Repeat Business: Feature Film Producers are Your Lifeline

feature film, producer, producer notes, screenplay notes, screenwriting tips -

Repeat Business: Feature Film Producers are Your Lifeline

Screenwriters and film producers are a marriage of necessity. Producers need scripts. Writers need producers to get their scripts made. Industry lore is littered with examples of screenwriters feeling jerked around by producers, and there’s a combative relationship often implied between these two parties.

But to the feature screenwriter, the feature film producer is a lifeline for a meaningful career. That producer could hire you again, bring you on for a polish on every movie he or she gets made for a decade, and refer you over for other jobs.

In other words, one should endeavor to be the producer’s best friend. What’s preventing this? Notes – notes are the fly in the ointment that can quickly get ugly. But this doesn't have to be the case.

Part of the issue is that most writers have never produced anything. They haven’t walked a mile in a producer's shoes. So, when they hear a “stupid note”, like, “Can we lose the bell tower?” they might respond with, “The script’s set entirely in the bell tower.”

With rare exceptions, a producer’s notes are usually based on their best guess about how to get the movie made. If a producer asks for your twelve-year-old lead character to be aged up to late twenties or mid-thirties, they aren’t doing it just to be a jerk, they’re probably doing it because they know it’s going to help them cast a bankable lead.

Once a writer accepts the cold hard facts of producing, a lot of the pain of notes can go away. Ultimately, screenwriters and producers have the same goal: get the movie made. This being the case, there’s no reason they shouldn’t be united in purpose creatively. The creative notes are in service of the overall note: get the movie made.

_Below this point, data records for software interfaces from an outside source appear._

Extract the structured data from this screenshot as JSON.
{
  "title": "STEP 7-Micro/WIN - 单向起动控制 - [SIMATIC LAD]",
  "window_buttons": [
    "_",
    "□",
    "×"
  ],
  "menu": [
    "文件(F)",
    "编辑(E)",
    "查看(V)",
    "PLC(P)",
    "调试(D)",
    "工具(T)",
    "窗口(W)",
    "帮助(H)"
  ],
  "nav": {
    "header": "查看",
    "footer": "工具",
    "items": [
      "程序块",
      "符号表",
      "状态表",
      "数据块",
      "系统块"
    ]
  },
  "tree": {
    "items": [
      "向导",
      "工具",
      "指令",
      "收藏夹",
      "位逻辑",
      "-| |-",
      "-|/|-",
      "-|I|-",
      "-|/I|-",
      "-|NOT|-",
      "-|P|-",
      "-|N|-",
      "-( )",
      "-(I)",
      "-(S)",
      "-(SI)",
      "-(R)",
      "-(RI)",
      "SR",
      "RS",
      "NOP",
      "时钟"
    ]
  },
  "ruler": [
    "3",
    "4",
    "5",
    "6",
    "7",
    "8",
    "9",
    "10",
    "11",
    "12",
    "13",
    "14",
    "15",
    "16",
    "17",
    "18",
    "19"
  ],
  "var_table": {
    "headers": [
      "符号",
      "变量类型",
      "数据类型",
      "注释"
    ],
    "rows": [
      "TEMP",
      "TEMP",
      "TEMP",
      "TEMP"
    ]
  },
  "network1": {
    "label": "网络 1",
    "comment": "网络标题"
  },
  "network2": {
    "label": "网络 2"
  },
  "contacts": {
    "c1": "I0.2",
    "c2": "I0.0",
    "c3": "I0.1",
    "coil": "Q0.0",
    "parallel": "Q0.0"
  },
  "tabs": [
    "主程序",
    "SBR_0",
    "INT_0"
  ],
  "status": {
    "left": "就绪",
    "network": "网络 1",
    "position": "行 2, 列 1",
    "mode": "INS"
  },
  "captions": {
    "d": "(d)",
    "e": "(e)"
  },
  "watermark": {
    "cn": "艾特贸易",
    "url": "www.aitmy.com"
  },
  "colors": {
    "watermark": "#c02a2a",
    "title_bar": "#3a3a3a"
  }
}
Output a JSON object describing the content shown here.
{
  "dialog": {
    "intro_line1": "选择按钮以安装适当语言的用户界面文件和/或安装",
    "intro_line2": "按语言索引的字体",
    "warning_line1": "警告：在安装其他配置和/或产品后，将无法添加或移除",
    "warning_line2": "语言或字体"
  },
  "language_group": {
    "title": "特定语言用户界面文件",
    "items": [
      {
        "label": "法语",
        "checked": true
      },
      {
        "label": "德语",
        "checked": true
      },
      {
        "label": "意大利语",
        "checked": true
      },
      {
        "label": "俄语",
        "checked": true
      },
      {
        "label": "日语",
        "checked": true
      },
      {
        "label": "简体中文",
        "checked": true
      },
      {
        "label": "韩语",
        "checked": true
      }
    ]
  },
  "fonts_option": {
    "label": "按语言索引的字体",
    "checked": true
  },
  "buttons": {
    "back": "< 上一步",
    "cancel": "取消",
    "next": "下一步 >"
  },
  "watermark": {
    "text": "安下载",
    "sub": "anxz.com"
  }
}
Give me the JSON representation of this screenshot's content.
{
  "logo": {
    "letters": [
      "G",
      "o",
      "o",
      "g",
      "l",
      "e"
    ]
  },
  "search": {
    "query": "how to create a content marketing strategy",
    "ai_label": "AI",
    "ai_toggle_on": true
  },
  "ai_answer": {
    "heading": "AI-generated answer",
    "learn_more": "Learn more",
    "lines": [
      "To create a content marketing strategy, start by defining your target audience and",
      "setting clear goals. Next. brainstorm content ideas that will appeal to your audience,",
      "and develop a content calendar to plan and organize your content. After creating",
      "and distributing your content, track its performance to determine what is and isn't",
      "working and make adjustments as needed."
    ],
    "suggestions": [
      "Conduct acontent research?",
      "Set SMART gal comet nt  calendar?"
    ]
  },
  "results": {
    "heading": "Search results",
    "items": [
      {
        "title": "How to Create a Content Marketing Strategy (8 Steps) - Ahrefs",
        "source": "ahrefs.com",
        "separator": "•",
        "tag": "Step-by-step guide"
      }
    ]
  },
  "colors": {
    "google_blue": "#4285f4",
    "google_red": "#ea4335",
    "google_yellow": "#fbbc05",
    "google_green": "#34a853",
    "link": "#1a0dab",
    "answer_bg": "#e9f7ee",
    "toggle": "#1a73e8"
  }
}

Are there problem producers who give destructive notes out of pure ego? Of course. But they’re the exception, not the norm. Screenwriters who empathize with producers are the ones who get hired and re-hired, and become the “pet writer” of a prolific producer, and so on. Genuinely bonding with producers is one of the best ways to sustain a career in screenwriting.

Leave a comment